The water content of the various food products will vary depending on the nature of the particular food product. In general the water content will range from about 40 to about 60 percent by weight. The water may be added as such or it may be present in the food ingre-- dients used, for example, in milk.
As described in the foregoing examples, the invention provides a variety of food products having improved stability by direct acidification of the food product under elevated temperatures followed by homogenization and sterilization. The products may be either canned or stored under refrigeration.
1. A process for preparing an acidified food product,
said process comprising mixing fats, milk solids or an edible protein, a minor amount of an edible emulsifier and water, together with a Xanthomonas colloid locust bean gum at a weight ratio of Xanthomonas colloid to locust bean gum ranging from about 20:1 to about 1:10 with the concentration of Xanthomonas colloid and locust bean gum ranging from about 0.2 to about 0.6 percent by weight of said food product in an amount sufiicient to prevent or minimize serum separation from said food product; heating the mixture of food ingredients to a temperature from about F. up to the boiling point of the mixture, adding an edible acidulant to said hot mixture at the temperature at which it is heated and homogenizing said acidulated hot mixture.
2. The process of claim 1 wherein the quantity of the edible acidulant ranges from about 0.05 to about 2 percent by weight of said food product.
3. The process of claim 1 including the step of canning said homogenized mixture and sterilizing said canned mixture.

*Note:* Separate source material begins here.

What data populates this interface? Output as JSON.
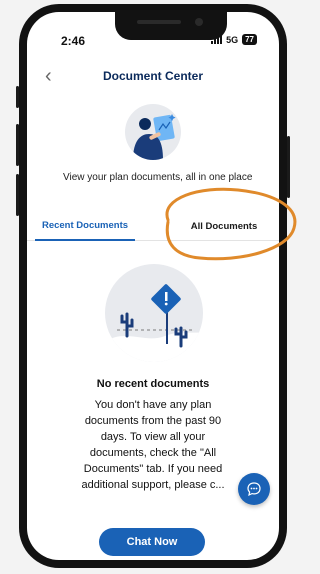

4. The process of claim 1 wherein said food product contains from about 1 to about 25 percent by weight of fats, about 2 to about 15 percent by weight of milk solids or an edible protein, and about 0.05 to about one percent of an edible emulsifier.
5. The process of claim 4 wherein said food product contains from about 0.05 to about one percent of an edible alkali metal salt protein stabilizer.
6. The process of claim 1 wherein said mixture of food ingredients is heated to about to about 205 F. before the addition of said edible acidulant.
7. The process of claim 1 wherein said Xanthomonas colloid is X anthomonas campestris colloid.
References Cited UNITED STATES PATENTS 3,067,038 12/ 1962 OConnell 99-144 3,314,801 4/1967 Cadmus et al. 99139 3,359,116 12/1967 Little 99l44- 3,557,016 1/1971 Schuppner 252316 3,507,664 4/1970 Schuppner 99131 3,539,363 11/1970 Morgan 99-59 3,370,955 2/ 1968 Little 99-54 3,314,798 4/1967 Graves 9959 3,437,494 4/1969 Loter 99-54 3,391,002 7/1968 Little 9'9-54 3,355,298 11/1967 Loter 99-54 NORMAN YUDKOFF, Primary Examiner U.S. Cl. X.R.